Zimbabwe’s new president Emmerson Mnangagwa swore in his cabinet on Monday, with allies defending him against criticism for giving top posts to the generals who helped his rise to power.
Sworn in as president on November 24 after 93-year-old Robert Mugabe quit following a de facto military coup, Mnangagwa has also come under fire for bringing back several faces from the Mugabe era, including Patrick Chinamasa as finance minister.
Air Marshall Perrance Shiri, who was handed the sensitive land portfolio, defended his appointment in remarks to reporters after a simple ceremony to take oaths of office.
“Who says military people should never be politicians? I’m a Zimbabwean so I have every right to participate in government,” he said.
Shiri is feared and loathed by many Zimbabweans as the former commander of the North Korean-trained ‘5 Brigade’ that played a central role in ethnic massacres in Matabeleland in 1983 in which an estimated 20,000 people were killed.

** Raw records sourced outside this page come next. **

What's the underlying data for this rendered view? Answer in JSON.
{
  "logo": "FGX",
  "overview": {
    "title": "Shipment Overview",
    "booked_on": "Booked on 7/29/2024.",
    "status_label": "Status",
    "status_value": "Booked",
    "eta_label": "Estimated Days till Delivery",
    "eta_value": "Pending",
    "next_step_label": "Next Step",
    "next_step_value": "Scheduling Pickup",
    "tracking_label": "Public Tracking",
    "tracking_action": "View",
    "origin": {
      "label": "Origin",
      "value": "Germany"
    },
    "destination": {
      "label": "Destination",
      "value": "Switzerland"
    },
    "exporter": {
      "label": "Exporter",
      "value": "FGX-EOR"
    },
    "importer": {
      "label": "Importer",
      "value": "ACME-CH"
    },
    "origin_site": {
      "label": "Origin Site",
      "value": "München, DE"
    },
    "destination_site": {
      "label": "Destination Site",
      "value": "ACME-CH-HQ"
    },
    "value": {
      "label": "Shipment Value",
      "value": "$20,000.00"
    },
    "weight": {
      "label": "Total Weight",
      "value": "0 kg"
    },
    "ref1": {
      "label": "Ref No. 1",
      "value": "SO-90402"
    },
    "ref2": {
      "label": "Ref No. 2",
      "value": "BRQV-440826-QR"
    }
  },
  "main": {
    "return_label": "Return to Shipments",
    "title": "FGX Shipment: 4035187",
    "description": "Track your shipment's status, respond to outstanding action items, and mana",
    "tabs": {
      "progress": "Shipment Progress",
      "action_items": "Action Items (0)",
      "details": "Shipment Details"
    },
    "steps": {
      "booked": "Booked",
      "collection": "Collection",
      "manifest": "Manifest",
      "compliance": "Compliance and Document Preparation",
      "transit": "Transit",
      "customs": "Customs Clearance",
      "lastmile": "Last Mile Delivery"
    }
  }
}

Land is a central political issue in the southern African country, where reforms in the early 2000s led to the violent seizure of thousands of white-owned farms and hastened an economic collapse.
Another military figure is foreign minister Sibusiso Moyo, whom most Zimbabweans remember as the khaki-clad general who went on state television in the early hours of November 15 to announce the military takeover.
He declined to discuss the cabinet saying he had yet to get into his new office.
Assembling a cabinet has not been without mishaps.
Mnangawa dropped his initial pick as education minister on Saturday, 24 hours after appointing him, after a public outcry and reshuffled two others to meet a Constitutional requirement that all but five ministers be Members of Parliament.
This has left the information portfolio vacant after he named Chris Mutsvangwa, the influential leader of the war veterans’ association, as special advisor to the president.
Mutsvangwa has defended the cabinet, which at 22 is smaller than Mugabe’s 33-strong team, saying the two military appointments were not unique to Zimbabwe.
He also said Mnangagwa had “engaged” the opposition MDC party about taking part in an “inclusive” government, but its leader Morgan Tsvangirai had blocked it – a claim disputed by the MDC.
“As far as we are concerned there was no contact whatsoever between President Mnangagwa, ZANU-PF and our party regarding the possibility of inclusion or involvement of our members in the government,” MDC Vice President Nelson Chamisa said.